The cyclists name was Rob, and we could see by his get up he was on a bit of a serious mission himself. His motorbike was dusty and looked capable of traversing areas pretty far off road, his panniers were capped with a tent, and the same water bladder that we used. But most startling of all was his protective clothing; elbow pads, shin pads, shoulder pads, chest plates and a black helmet, which made him look like a gladiator from Running Man. His helmet off however, and the warrior look vanished as he was a grinning bearded man, all smiles.
“Looks like you guys could do with some water” I missquote, but that was the jist. We topped up our bottles from his dromedary bag – but did not fill our own drom bags as he wasn't carrying enough to do so, and the park entrance wasn't too far away. 

Rob was just starting out on a journey from Sydney to Iceland on his motorbike, and was very keen to hear about what we were up to as well. We stood by the side of the road discussing our plans, our experiences, and what might lay ahead. He interviewed us for his blog, we snapped a few shots, and said farewell. Having a lovely conversation with a chap like that boosted our spirits as much as the bonus water he had given us. Nice one Rob!

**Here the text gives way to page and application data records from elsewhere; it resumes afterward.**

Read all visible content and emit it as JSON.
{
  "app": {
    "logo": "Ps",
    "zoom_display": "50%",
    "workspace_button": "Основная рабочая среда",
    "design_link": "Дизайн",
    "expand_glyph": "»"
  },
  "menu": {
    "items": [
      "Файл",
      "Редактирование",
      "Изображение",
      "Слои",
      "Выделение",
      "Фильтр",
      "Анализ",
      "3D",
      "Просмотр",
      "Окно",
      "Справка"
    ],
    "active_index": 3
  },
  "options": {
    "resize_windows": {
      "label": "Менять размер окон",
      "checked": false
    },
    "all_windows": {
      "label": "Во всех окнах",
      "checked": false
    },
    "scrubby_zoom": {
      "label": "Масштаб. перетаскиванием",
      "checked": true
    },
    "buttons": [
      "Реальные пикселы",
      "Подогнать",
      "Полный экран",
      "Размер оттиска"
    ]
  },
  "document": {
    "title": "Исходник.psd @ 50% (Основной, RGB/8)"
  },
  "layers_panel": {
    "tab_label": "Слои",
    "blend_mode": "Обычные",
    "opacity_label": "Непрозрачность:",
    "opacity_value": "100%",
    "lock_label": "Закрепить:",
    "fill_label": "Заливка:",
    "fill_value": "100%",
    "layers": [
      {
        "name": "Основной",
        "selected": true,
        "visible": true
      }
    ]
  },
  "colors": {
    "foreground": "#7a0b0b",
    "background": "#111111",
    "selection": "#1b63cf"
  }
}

Unfortunately the high spirits were quickly subdued by the heat as we rode off again. It got worse and worse, and my head felt as though it were clamped in a vice. I found my legs were losing strength and, although I had been drinking pretty much every ten minutes since we had set out, I felt like I needed to drink much more to compensate for the sweat that had been streaming from me all morning. I felt dizzy, which is not good at all. We took 5 in the shrinking shade of a tree off the road, and I gulped down some water. Feeling better, but still weary and fuzzy we went on, but not for long. It was Liv's turn to feel rough. Although we were within 2km of the park entrance we both decided that there was absolutely no way we could carry on in this, so we took out a blanket, and settled down for lunch in a patch of shade in some sand. We had somewhat ambitiously brought some red Leicester along with us, but we found it was in a pretty bad way upon removing it from our bag. Abut a third of it had liquefied and the rest had flattened into a soft waxy mush. The heat had knocked down our appetite anyway, so we contented ourselves with a meagre lunch of trail mix, bread and nutella. A foolish thing to do, since we really needed energy for the road ahead. We had learnt one very important lesson by then though - when the sun picks up after 11am, even if we're close to our destination, we get the hell in the shade.

We weren't the only ones sleeping amongst the termite mounds.


  1. Great blog - keep it up. Hope you've recovered Robin. Scary account of the feral dogs. When we were in Ecuador they recommended you picked up a stone if dogs threatened (which apparently they do there) and toss it from hand to hand. Also they recommended taking a whistle - although I'm not sure whether to call for attention or scare off the dogs.

  2. PS - Posted in the wrong place. I'll try and get it right next time. Much love x

  3. Hey Chris,

    I think we'll have a go at the stone trick next time - although in Nepal the dogs are so well "trained" that if you raise your hand as though you have a stone the dogs stay away. We'll have to experiment, avoid cycling at night, and maybe carry a few projectiles in easy to reach pockets.

    Thankfully the "Bali belly" is settling down now, so we're off towards Gilimanuk tomorrow morning.

    Robin :)